How to get from Maritime Museums to Cheesemaking in 8 easy steps
by Allison Lakin
1. Learn to cook salmon on cedar stakes around an alder wood fire
2. Graduate cum laude in Anthropology from Cornell University
3. Research food preservation for Polynesian voyages for Tommy Holmes’ planned Pacific Canoe Museum
4. Take a 4 month, cross country road trip eating blue road roadside fry bread in New Mexico, out- the-back banana pudding in Georgia, speed eating crawfish in Biloxi, Mississippi
5. Work at Mystic Seaport Museum demonstrating open hearth cooking in the Buckingham Hall House and “Mug ups” cooked over a coal burning stove aboard the Schooner LA Dunton
6. Make cheese in New York State, with cheese classes at the University of Wisconsin, West Highland Dairy cheesemaker Kathy Biss and artisan cheesemaker Peter Dixon. Place 16th and 32nd in the World Cheese Championship with semi hard cheeses and 3rd in the American Cheese Society Competition with Ricotta.
7. Create programs that blend food and art at the John and Mable Ringling Museum of Art
8. Take a leap of faith in self and the universe
No. 8 would not have been possible without the generosity of spirit of Cathe Morrill of State of Maine Cheese Co., and the businesses which, for the love of quality food and a sincere desire to assist a new venture, welcomed the cheese.
Thanks, too, must be given to the Maine Department of Agriculture (specifically Diane Perry and Audrey Slattery), Coastal Enterprises Inc. Small Business Assistance, and the public library system.
My gratitude is boundless.
I began making cheese in 2002 at a farm in New York State, making three varieties of aged cow's milk cheese and fresh ricotta. I attended the University of Wisconsin Cheese Short Course and workshops with renowned cheesemakers Peter Dixon and Kathy Biss to learn more about the chemistry and art of cheesemaking. The semi-hard cheeses I made there placed 15th and 32nd in the World Championship Cheese contest in 2003 and in 2004, the ricotta won 3rd place in the American Cheese Society competition.
In 2005 I was invited to speak at the joint conference for the Association for Food and Human Values Society (AFHVS) and the Association for the Study of Food and Society (ASFS). The conference theme was Visualizing Food and farm and the panel I was on discussed perspectives on the divide between the intent of farmers/producers and perceptions of consumers.
I began my own business, Lakin's Gorges Cheese LLC, in August 2011 and am licensed by the Maine Department of Agriculture.

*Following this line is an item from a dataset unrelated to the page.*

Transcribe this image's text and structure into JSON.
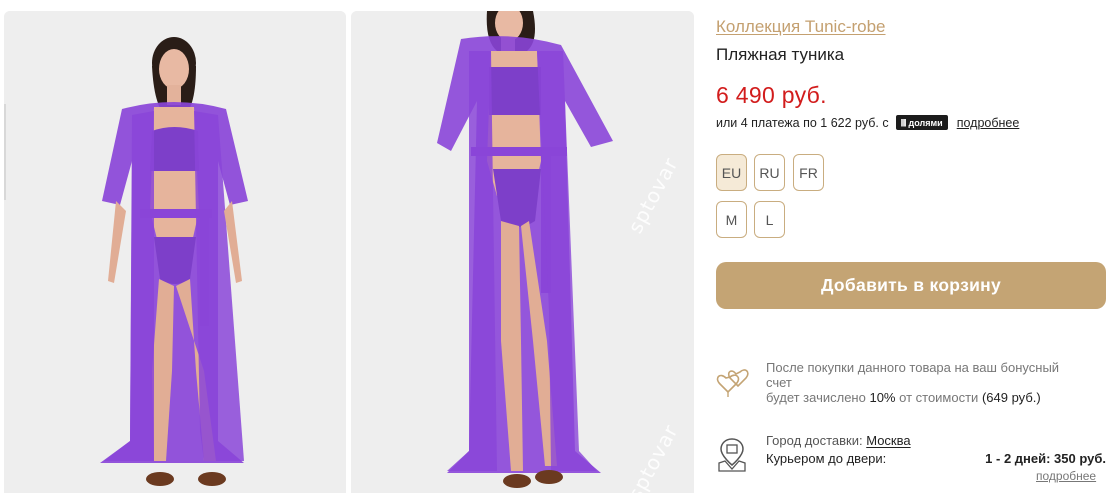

The cheese is made in space leased at the State of Maine Cheese Co. in Rockport, Maine and using organic milk from Maine.
MUSIC AND THEATRE
Since 1996, I have played two traditional Irish percussion instruments: bones and bodhran. I have had the good fortune to play with some wonderful musicians from many different musical styles. In 2009, I competed in the All Ireland Bones Playing championship in Abbeyfeale, Ireland. What an amazing experience! I make my instrument from beef spare ribs and decorate them with scrimshaw designs.
Starting in my teens, I could be found working backstage at a variety of concerts. Over the years, I was a stagehand, lighting designer and technical director, working on a multitude of shows. I founded and produced a sea music festival in Texas and a concert series in New York.
A brush with film:
In 1994 I designed the lights for the premier party of "Dumb and Dumber."
In 1995 I worked as the Assistant Set Decorator on Rebecca Miller's film "Angela."
Some of the artists I have worked with ( in no particular order):
Ladysmith Black Mambazo
Tito Puente, Jr.
William Pint and Felicia Dale
Cherish the Ladies
Gregory and Maurice Hines
Stevie Ray Vaughn
Muir String Quartet
St. Lawrence String Quartet
The Vermeer Quartet
Paragon Ragtime Orchestra
Jump Rhythm Jazz Project - Billy Siegenfeld
Mark Morris Dance Company